Posted 12/26/12 5:47:00PM
So I'm new to training and was wondering which submissions are the most common that can be done from several positions. I'm asking because when I'm rolling I don't know exactly where to go next and to me it's due to my lack of knowledge with submissions (as well as transitions, but for the purpose of this thread I just want to stay on subs).
I know some of the basics, Armlock, Triangle, Kimura, Americana, Guillotine. Are there any others that I could possibly look at the add or should I just focus on these in the beginning months? Any and all help would be appreciated.
Posted 6/23/07 7:57:00PM
If you just started you should really only be learning postions. Holding them moving from postion to postion. If your instructor is showing a lot of subs right from the jump your not getting your moneys worth. You have to crawl before you learn tl walk.
Posted 3/24/07 5:29:00PM
You could also always browse the training video section to find some good tutorials
Posted 9/30/09 9:33:00PM
the submissions you listed are good enough to stick too for now. learn positions, transitions, how to open someone's guard. take it slow, you'll probably find that you'll be working your submission defense for the first several months.
Posted 3/8/08 5:44:00PM
Positions, defense and escapes
Posted 10/11/07 4:18:00PM
I honestly wouldn't be too worried about attacking with submissions at this point.
If you're just starting out, worry about positions and defense. Pay attention to what your opponent does. Try to think and learn as you roll, don't try to win. Don't avoid higher belts just because they kick your ass. Those are the guys you really want to train with.
Hunt them down on the mat and ask them to roll. Try to follow their movements as closely as you can and recreate them when you train with other white belts. If they do a move/submission that you can't quite follow or that you find especially interesting, ask them to show you what they just did. If you're at a good gym, the upper belts will be more than happy to share their knowledge with you.

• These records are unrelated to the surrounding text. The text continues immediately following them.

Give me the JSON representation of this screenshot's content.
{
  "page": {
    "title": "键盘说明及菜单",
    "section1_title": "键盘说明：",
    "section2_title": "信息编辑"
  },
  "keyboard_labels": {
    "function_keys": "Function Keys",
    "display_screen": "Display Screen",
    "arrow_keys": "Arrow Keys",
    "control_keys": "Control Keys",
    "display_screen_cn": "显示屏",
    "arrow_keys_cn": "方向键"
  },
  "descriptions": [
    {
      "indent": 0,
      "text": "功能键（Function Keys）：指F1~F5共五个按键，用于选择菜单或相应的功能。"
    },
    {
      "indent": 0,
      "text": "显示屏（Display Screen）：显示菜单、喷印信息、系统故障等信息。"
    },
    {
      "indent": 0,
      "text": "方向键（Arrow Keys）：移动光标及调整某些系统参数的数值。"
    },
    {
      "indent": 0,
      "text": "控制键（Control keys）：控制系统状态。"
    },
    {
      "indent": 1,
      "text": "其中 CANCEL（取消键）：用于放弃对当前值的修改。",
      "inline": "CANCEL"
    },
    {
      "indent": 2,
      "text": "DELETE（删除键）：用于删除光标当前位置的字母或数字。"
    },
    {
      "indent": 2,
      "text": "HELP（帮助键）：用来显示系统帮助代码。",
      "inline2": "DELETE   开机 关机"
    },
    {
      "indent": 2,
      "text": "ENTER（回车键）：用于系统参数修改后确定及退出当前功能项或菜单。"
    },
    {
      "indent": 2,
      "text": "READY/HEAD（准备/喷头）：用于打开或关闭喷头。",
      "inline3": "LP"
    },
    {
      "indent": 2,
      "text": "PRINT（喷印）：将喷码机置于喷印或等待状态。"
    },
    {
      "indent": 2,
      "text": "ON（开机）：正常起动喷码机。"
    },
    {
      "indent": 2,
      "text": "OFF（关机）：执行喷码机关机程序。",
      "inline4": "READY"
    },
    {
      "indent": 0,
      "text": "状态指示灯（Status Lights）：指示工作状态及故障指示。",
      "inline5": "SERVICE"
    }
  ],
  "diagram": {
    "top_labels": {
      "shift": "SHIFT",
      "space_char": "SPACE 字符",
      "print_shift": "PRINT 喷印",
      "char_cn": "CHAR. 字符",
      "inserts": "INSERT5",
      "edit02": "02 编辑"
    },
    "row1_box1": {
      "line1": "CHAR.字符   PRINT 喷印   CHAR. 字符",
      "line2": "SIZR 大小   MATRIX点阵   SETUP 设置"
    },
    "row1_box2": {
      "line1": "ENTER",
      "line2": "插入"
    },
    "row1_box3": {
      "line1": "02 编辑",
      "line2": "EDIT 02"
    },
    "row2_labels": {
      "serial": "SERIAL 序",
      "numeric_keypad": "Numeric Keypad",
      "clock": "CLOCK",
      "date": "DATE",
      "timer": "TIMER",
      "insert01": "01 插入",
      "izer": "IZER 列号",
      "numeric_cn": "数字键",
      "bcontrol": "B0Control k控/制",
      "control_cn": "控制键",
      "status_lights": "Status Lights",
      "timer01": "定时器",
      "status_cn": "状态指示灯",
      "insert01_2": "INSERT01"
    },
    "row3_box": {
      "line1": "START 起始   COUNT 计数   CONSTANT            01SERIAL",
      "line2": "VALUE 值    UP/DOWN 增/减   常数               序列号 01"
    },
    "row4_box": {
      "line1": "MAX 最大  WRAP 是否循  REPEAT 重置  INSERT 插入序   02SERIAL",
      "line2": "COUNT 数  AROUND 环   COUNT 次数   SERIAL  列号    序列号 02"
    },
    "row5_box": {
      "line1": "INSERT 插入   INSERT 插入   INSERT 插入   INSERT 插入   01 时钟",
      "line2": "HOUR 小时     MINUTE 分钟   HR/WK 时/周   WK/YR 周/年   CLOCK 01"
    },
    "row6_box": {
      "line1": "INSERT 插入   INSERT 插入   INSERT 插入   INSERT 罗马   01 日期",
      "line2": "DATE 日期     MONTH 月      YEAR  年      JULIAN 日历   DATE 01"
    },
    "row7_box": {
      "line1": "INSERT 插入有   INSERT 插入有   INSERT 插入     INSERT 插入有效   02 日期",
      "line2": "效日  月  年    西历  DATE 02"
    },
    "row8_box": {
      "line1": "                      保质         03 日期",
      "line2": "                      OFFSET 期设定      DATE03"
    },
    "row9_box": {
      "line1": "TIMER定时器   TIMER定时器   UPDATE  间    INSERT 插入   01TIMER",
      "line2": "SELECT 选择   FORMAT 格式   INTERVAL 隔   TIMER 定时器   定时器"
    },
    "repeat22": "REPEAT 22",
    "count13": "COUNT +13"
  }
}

Once you learn how to get good positions, see attacks coming, and defend submissions, your own submissions will come much easier.
Basically: leave your ego at the edge of the mat. Competitions are for winning. Training is for learning.
Posted 5/15/13 5:01:00PM
I don't know about basic, but in MMA the most common submissions are:
the rear naked choke
and the armbar
Like everyone else said though... position before submission. You're more likely to hurt your training partners or yourself if you're just diving on submissions as a newbie.